Israel's Ha'aretz analyzed the possibility: "Regardless of the incumbent president, Republican or Democrat, neo-con or bleeding-heart, born-again or scandal-stained, Israel's unspoken fear of Washington applies. So does the prescription: Keep your enemies close, and your re-elected allies closer."

However, although Bush might try harder attention to resolve the Arab-Israeli conflict, the paper quoted analysts who concluded it would not be "enough to put a significant cramp in [Prime Minister Ariel] Sharon's policy style."

South Korea's security and prosperity will depend for the next four years on "how it fares with the second Bush administration," according to The Korea Times, which expressed the hope that "the re-elected Bush will listen carefully to why Europe favored Kerry and his flexible multilateralism over Bush's own unilateral and imperialistic foreign policies."

"Washington's goal of regime change in the North could prove to be quite dangerous," the paper suggested, "destabilizing not only the Korean peninsula but also the whole of Northeast Asia. The Seoul government has to play a much more active role in strengthening its alliance with the re-elected Republican administration, while dissuading Pyongyang from its trademark brinkmanship diplomacy."

Henry Hilton of Japan Today, claimed to have heard "audible sighs of relief in Tokyo" after the George Bush's reelection. He reminded readers that the Japanese prime minister has resisted the temptation to cut and run from the war in Iraq and can be expect to be rewarded "politically and materially…."
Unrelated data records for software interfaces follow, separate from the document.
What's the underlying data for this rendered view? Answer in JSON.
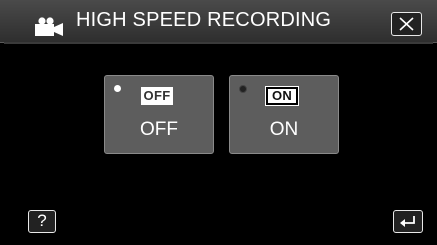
{
  "header": {
    "title": "HIGH SPEED RECORDING",
    "mode_icon": "video-camera-icon",
    "close_icon": "close-icon"
  },
  "options": [
    {
      "icon_text": "OFF",
      "label": "OFF",
      "selected": false
    },
    {
      "icon_text": "ON",
      "label": "ON",
      "selected": true
    }
  ],
  "footer": {
    "help_label": "?",
    "help_icon": "help-icon",
    "back_icon": "return-icon"
  },
  "colors": {
    "background": "#000000",
    "header": "#3a3a3a",
    "option_button": "#5d5d5d",
    "text": "#ffffff"
  }
}
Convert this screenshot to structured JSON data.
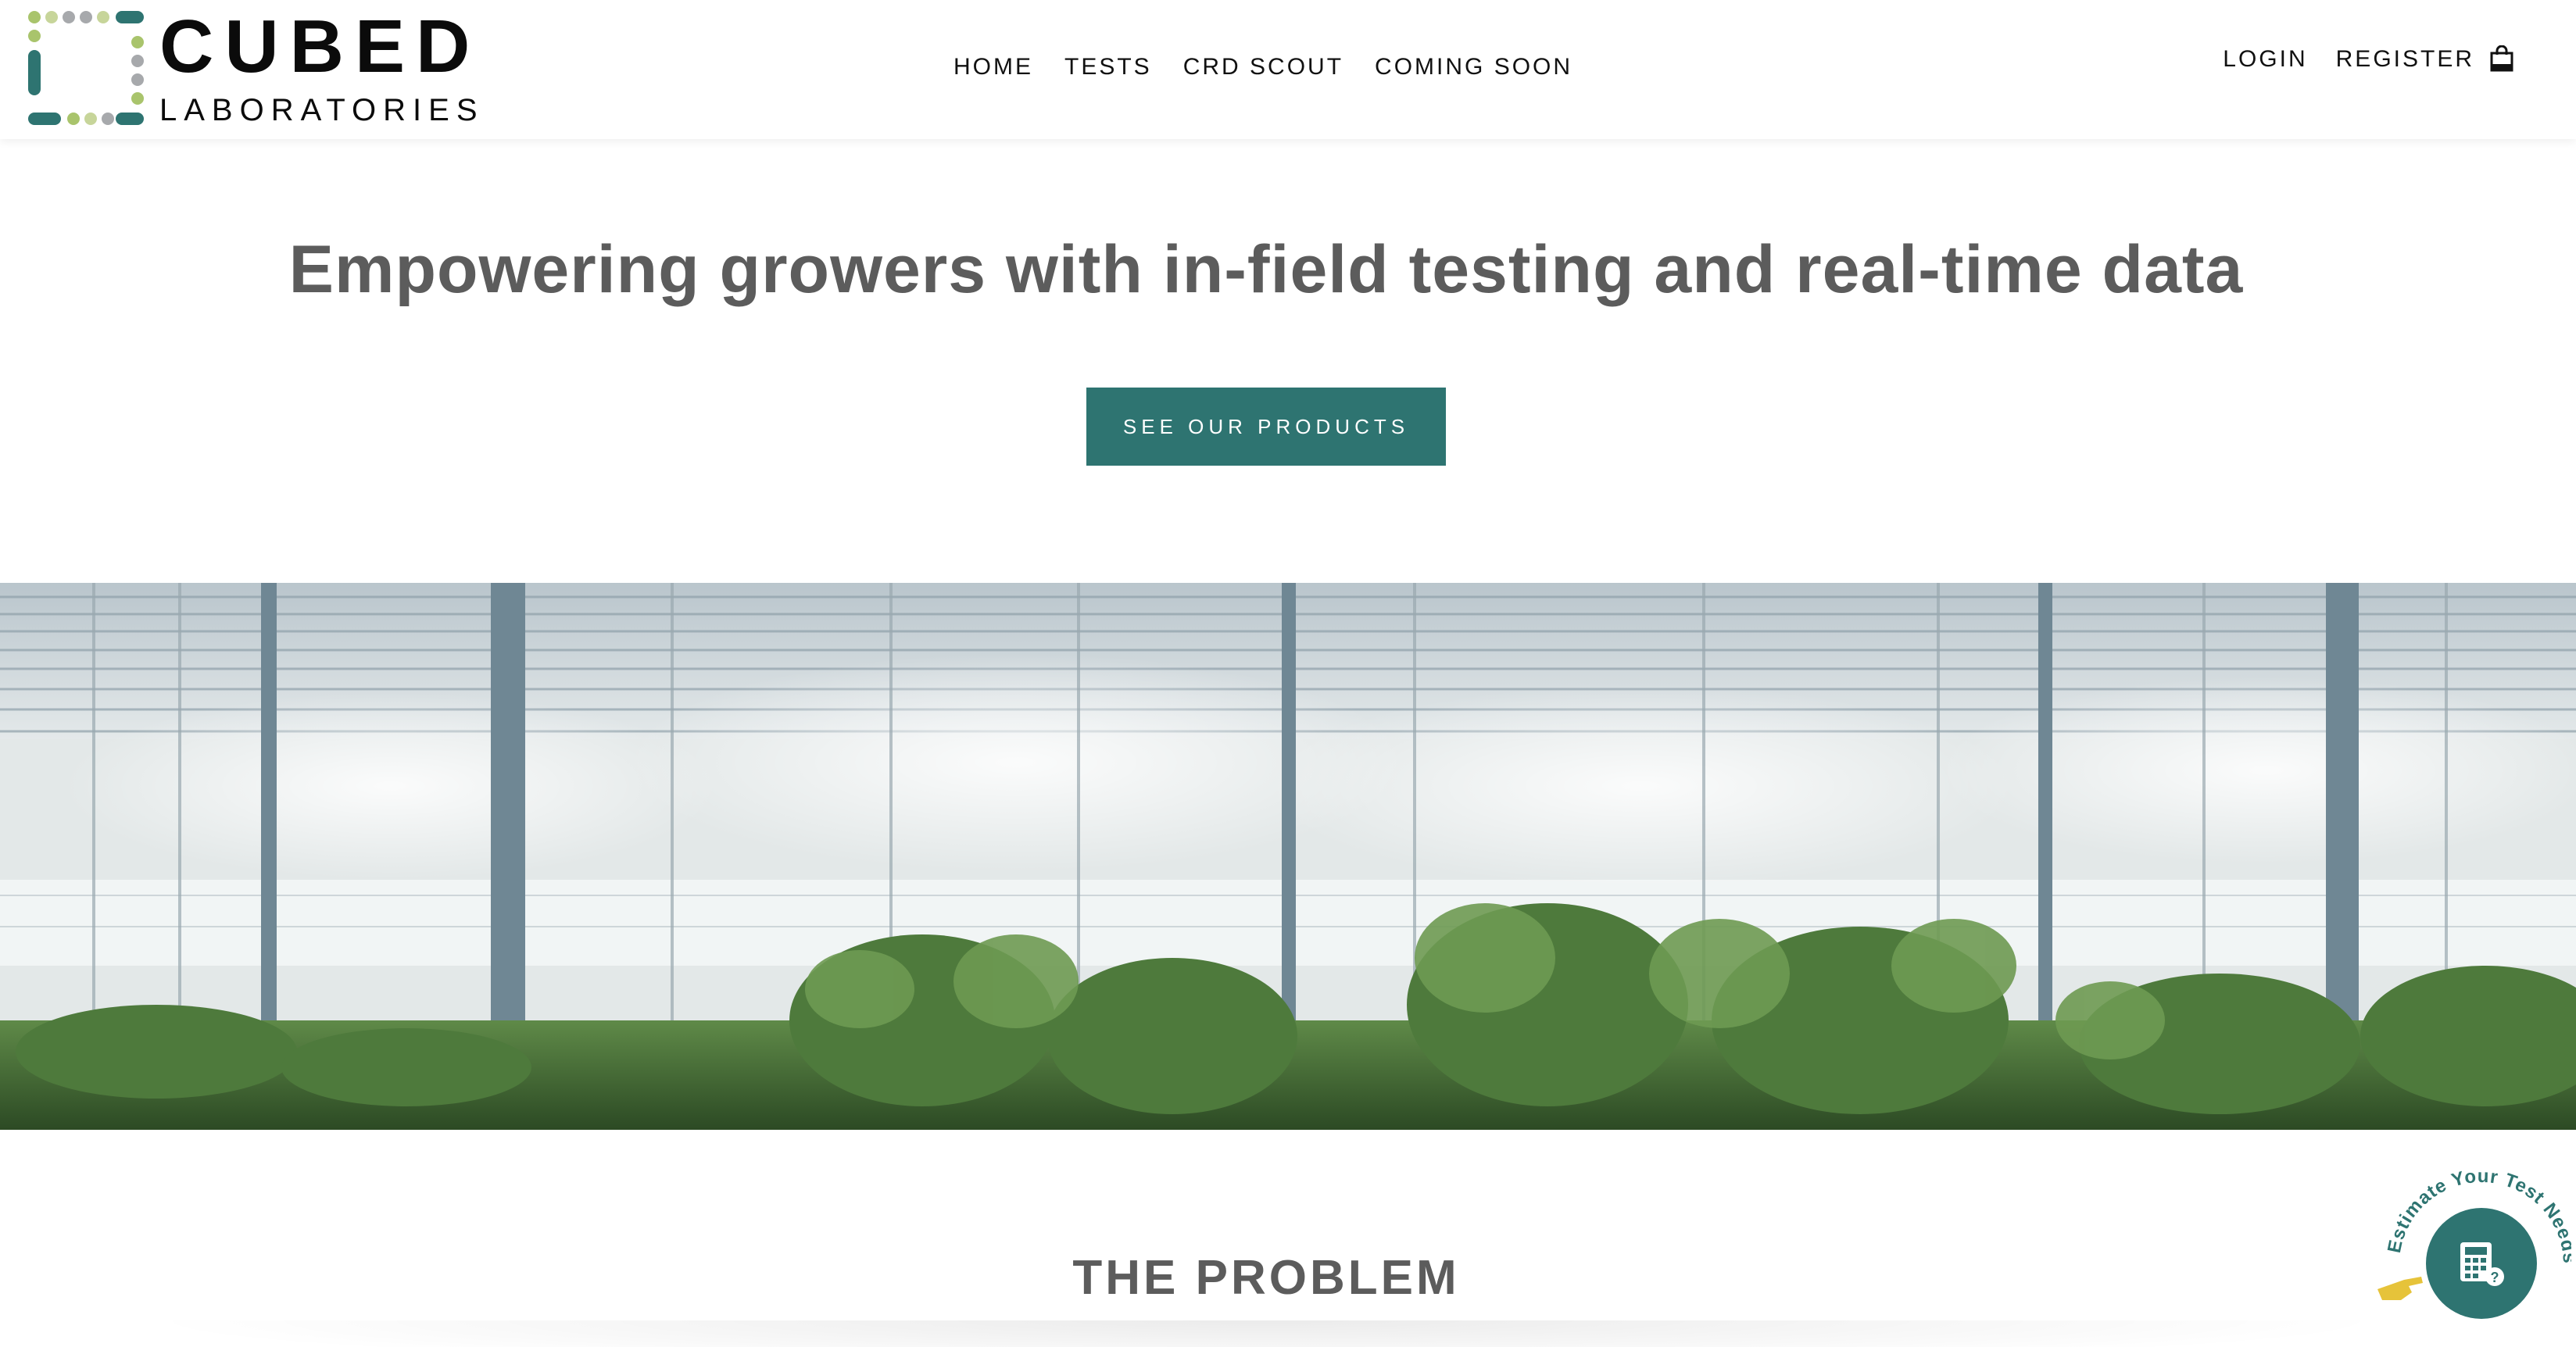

"The Bush-Blair-Howard-Koizumi partnership is still very much in play," Hilton argued. "All three are now entitled to feel vindicated. [Australian PM] Howard has already secured an almost unprecedented new mandate with the Australian people, Koizumi is perfectly safe for now and Blair is rumored to be thinking of calling a snap election in the new year which no one but a fool thinks he can possibly lose."